2023: A Soyuz-2.1b rocket to launch the 2,100-kilogram Arktika-M No. 2 remote-sensing satellite. Th launch was originally promised in 2016. In 2015, postponed from 2018 to 2019. By 2018, the launch was postponed to 2021 and by 2021, the mission was expected in 2023.
2023: A Soyuz-MS spacecraft with one pilot and two tourists to make a short visit to the ISS. One of the tourists might perform a spacewalk in the company of a professional cosmonaut. Roskosmos announced signing the agreement for the mission with US-based Space Adventures on June 25, 2020.
2023: Russia to launch Ionosfera-M No. 1, Ionosfera-M No. 2 scientific satellites.
2023: Russia to launch the Resurs-PM No. 3 remote-sensing satellite.
2023: A Zenit-3SLBF/Fregat-SB to launch the Elektro-M (No. 1, No. 1-1) weather-forecasting satellite into geostationary orbit from Baikonur. (In 2008, the launch was promised in 2014. (299) and 2009, the mission slipped to 2015 (388). By 2012, the launch was delayed to 2018. In 2015, the mission was postponed from April 2021.)

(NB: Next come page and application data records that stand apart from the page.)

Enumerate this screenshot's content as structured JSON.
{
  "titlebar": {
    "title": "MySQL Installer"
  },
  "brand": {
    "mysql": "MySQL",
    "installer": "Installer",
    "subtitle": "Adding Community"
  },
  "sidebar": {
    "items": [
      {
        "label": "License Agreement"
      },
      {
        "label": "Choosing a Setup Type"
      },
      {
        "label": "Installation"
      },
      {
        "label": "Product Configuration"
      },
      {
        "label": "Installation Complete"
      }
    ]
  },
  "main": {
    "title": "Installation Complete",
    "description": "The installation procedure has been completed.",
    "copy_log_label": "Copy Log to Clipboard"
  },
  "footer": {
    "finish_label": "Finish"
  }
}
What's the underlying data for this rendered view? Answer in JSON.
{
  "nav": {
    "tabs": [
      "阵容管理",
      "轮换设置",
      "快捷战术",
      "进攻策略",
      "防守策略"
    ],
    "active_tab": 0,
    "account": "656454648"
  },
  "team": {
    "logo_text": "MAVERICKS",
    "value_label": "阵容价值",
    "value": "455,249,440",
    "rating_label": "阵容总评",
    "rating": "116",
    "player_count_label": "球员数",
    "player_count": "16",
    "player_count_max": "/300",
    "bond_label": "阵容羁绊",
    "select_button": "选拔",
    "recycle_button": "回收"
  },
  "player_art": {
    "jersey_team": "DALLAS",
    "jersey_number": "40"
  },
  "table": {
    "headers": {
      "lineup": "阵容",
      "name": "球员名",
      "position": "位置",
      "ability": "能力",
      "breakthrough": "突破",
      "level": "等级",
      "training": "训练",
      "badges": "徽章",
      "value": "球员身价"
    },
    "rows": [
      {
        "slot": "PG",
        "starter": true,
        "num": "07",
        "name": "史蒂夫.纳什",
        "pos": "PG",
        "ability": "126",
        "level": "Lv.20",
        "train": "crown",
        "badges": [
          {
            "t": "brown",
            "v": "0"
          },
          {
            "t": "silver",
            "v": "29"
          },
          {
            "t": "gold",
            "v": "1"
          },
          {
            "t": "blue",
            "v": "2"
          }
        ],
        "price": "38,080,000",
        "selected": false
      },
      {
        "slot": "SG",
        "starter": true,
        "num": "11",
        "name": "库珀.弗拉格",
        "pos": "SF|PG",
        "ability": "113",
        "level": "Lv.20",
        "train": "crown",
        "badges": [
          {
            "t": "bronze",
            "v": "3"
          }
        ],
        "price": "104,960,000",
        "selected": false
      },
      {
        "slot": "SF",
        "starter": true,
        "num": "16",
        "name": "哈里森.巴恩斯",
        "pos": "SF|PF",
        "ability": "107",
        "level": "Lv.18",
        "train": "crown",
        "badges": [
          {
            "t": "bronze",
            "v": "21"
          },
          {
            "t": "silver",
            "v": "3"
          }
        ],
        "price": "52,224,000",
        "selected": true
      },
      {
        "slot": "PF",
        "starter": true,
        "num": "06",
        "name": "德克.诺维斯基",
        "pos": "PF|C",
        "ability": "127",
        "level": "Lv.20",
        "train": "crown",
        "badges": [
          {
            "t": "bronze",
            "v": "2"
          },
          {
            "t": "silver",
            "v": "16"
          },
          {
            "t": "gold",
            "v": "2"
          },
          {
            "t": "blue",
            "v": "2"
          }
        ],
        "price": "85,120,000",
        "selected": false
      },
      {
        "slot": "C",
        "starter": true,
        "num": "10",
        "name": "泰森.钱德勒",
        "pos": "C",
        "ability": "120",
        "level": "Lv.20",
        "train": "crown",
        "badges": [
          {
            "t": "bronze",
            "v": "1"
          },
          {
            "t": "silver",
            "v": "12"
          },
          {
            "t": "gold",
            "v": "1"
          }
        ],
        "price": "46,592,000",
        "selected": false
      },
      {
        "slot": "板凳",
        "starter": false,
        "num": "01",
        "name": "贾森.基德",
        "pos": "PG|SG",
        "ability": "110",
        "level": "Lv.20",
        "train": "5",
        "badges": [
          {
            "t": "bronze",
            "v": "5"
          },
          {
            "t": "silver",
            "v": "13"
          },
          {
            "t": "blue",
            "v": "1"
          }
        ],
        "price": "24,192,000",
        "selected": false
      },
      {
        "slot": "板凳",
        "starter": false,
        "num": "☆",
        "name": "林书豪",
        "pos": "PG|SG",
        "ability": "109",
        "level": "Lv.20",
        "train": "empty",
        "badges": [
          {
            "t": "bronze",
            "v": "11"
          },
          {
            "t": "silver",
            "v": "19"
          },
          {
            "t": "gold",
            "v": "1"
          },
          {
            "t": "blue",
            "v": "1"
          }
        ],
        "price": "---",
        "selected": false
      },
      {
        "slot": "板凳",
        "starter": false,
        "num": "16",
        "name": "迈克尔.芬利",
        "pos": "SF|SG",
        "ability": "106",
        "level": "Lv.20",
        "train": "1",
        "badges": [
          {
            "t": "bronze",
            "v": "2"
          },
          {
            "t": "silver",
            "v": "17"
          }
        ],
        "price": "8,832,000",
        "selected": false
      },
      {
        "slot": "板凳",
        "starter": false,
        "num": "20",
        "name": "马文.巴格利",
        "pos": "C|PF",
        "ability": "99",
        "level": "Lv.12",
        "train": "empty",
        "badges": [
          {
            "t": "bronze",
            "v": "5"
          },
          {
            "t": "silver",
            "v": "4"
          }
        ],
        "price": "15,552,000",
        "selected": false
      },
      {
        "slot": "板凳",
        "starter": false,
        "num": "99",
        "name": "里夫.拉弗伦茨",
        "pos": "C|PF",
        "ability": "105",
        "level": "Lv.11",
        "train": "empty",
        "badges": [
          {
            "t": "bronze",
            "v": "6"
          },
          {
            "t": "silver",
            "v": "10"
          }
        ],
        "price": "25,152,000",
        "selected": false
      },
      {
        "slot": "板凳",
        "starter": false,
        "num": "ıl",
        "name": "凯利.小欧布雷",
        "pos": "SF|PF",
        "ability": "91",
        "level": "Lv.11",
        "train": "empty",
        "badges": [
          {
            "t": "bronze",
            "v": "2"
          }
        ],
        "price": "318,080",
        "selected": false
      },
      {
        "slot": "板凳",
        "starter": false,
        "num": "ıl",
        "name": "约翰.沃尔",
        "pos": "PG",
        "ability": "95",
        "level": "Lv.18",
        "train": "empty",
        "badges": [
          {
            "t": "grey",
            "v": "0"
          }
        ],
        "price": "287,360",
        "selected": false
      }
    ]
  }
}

2023: Russia to launch the Ekspress-PF2 communications satellite.
2023: Russia to launch the Ekspress-PF3 communications satellite.
2023: A Soyuz-2.1b rocket to launch Luna-Resurs spacecraft to the surface of the Moon. As of beginning of 2011, an Indian GSLV Mk-II rocket was to launch a Chandrayaan-2/Luna-Resurs lunar mission in 2017, including a Russian-built lander, which would carry a rover built in India. (489) In 2009, the mission was promised in 2012. In 2007, the mission was expected in 2011, but by 2010, it slipped to September 2013. The Phobos-Grunt fiasco pushed the mission to 2016-2017. Also, in 2011, the mission was split into an orbiter to be launched on an Indian rocket and a Luna-Resurs lander to fly on a Soyuz-2 rocket. By 2014, the mission was postponed until 2023.
2023: A Soyuz-2 rocket to launch the Bion-M No. 2 satellite. (In 2013, the launch was expected in 2016-2017, however by mid-2014 it was delayed to 2019. In 2015, the mission was re-scheduled for 2021 and by the end of 2018, it was postponed until 2023. The 2023 launch date was reconfirmed in 2019.)
Resurs-PM satellite as depicted in 2017. Credit: RKTs Progress
Luna-Resurs lander. Click to enlarge. Copyright © 2013 Anatoly Zak
Angara-5 during the first stage ascent. Click to enlarge. Copyright © 2014 Anatoly Zak
Scale model of the Bion-M satellite. Copyright © 2010 Anatoly Zak
As of 2014, a pair of Vozvrat-MKA capsules were scheduled to fly in 2021 and 2025. Copyright © 2013 Anatoly Zak